(Dataset rows describing interfaces)
=====

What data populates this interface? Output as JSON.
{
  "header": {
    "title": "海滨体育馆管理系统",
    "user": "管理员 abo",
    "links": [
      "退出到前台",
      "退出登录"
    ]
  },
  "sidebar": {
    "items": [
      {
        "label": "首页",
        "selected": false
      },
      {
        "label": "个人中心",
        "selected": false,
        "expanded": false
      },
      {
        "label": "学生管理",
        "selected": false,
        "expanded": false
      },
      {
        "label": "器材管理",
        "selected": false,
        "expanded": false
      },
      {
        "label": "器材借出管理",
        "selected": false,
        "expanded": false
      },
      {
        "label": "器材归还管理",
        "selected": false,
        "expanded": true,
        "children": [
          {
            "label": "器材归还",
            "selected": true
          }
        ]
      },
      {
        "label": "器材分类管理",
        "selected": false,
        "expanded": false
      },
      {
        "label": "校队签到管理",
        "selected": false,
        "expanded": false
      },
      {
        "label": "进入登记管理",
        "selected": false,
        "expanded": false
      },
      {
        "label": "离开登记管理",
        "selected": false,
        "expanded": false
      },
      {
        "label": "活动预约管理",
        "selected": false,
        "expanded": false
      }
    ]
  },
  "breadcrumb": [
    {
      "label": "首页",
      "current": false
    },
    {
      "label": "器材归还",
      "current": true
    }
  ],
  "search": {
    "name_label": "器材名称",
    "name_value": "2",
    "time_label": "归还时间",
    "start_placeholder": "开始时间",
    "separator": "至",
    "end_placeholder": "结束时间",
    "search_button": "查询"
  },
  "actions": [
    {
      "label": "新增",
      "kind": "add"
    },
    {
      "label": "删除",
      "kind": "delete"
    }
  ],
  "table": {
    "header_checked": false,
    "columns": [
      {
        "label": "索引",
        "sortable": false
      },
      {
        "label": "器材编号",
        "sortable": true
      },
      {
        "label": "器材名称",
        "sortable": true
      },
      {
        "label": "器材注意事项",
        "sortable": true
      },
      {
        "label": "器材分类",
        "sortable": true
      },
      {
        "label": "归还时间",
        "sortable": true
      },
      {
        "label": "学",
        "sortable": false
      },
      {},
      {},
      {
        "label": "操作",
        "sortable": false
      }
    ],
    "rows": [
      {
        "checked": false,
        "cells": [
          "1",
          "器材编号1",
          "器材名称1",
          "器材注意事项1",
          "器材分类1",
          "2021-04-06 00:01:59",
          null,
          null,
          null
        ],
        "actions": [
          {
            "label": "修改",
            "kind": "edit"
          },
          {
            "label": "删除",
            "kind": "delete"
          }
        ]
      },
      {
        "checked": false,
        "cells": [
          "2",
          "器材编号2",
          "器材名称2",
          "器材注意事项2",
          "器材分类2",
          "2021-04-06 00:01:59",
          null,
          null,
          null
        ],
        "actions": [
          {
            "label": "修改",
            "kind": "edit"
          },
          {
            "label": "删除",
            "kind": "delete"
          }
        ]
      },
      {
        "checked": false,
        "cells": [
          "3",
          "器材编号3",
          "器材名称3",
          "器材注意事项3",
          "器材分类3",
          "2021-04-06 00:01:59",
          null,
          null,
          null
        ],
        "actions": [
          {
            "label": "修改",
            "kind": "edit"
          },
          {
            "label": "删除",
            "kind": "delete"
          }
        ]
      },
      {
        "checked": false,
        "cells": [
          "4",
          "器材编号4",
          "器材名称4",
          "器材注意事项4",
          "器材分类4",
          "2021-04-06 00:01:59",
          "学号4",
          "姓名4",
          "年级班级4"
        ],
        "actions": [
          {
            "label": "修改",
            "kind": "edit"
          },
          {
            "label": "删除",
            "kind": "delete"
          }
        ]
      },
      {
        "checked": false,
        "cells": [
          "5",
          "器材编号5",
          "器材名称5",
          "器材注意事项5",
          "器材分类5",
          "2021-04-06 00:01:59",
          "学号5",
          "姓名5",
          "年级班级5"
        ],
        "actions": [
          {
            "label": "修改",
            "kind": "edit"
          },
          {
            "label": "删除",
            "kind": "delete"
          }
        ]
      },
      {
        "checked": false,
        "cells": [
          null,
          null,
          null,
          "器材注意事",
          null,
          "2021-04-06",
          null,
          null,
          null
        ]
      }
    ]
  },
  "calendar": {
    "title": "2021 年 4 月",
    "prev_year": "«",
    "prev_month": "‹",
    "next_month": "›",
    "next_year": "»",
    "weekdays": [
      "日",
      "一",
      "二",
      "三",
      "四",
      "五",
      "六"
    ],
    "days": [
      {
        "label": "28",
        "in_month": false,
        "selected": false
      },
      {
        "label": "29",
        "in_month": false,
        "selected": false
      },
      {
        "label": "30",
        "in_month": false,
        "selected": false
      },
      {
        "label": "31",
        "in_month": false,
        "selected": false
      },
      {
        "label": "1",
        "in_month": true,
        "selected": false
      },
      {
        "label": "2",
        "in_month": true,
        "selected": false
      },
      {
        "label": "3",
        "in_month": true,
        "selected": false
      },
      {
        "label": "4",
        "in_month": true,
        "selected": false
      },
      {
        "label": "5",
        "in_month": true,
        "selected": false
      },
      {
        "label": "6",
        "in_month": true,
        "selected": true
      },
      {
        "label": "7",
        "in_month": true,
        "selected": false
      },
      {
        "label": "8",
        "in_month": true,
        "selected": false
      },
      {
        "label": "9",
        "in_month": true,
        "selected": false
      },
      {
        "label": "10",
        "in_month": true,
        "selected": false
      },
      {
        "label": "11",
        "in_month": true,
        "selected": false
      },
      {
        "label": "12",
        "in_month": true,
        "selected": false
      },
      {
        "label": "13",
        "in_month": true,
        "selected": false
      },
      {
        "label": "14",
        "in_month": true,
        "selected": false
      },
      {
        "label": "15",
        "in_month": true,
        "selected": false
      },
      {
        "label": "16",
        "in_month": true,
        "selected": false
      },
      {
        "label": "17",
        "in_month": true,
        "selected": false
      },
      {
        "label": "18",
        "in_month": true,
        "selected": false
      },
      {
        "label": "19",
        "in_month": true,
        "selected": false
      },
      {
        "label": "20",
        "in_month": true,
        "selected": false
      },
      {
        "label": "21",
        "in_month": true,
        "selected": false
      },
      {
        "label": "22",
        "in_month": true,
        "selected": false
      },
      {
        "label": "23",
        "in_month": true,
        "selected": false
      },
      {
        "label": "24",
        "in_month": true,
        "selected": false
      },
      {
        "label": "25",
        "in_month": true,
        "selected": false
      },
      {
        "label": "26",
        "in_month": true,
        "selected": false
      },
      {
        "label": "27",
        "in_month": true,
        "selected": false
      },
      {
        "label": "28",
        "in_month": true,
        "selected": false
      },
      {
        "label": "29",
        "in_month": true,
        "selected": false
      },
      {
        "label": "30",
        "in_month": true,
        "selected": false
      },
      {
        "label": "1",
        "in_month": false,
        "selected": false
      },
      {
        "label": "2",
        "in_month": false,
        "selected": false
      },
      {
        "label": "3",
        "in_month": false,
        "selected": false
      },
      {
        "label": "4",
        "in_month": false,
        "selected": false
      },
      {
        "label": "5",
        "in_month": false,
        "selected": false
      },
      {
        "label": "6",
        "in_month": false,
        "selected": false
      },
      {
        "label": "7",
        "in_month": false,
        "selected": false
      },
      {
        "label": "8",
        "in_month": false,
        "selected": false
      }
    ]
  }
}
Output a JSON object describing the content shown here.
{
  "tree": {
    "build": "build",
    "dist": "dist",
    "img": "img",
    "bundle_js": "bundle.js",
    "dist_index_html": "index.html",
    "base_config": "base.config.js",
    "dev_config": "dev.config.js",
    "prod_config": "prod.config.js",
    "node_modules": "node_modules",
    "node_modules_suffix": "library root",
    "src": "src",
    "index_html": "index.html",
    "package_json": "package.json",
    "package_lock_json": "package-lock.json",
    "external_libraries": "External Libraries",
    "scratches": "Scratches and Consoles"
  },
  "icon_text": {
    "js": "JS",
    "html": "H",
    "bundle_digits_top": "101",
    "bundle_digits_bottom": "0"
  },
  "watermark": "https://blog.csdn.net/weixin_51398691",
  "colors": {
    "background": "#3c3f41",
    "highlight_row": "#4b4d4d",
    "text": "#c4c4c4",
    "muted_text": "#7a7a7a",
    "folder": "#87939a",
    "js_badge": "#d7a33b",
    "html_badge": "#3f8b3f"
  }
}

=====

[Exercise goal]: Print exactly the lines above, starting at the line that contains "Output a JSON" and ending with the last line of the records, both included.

[Response to the task]:
Output a JSON object describing the content shown here.
{
  "tree": {
    "build": "build",
    "dist": "dist",
    "img": "img",
    "bundle_js": "bundle.js",
    "dist_index_html": "index.html",
    "base_config": "base.config.js",
    "dev_config": "dev.config.js",
    "prod_config": "prod.config.js",
    "node_modules": "node_modules",
    "node_modules_suffix": "library root",
    "src": "src",
    "index_html": "index.html",
    "package_json": "package.json",
    "package_lock_json": "package-lock.json",
    "external_libraries": "External Libraries",
    "scratches": "Scratches and Consoles"
  },
  "icon_text": {
    "js": "JS",
    "html": "H",
    "bundle_digits_top": "101",
    "bundle_digits_bottom": "0"
  },
  "watermark": "https://blog.csdn.net/weixin_51398691",
  "colors": {
    "background": "#3c3f41",
    "highlight_row": "#4b4d4d",
    "text": "#c4c4c4",
    "muted_text": "#7a7a7a",
    "folder": "#87939a",
    "js_badge": "#d7a33b",
    "html_badge": "#3f8b3f"
  }
}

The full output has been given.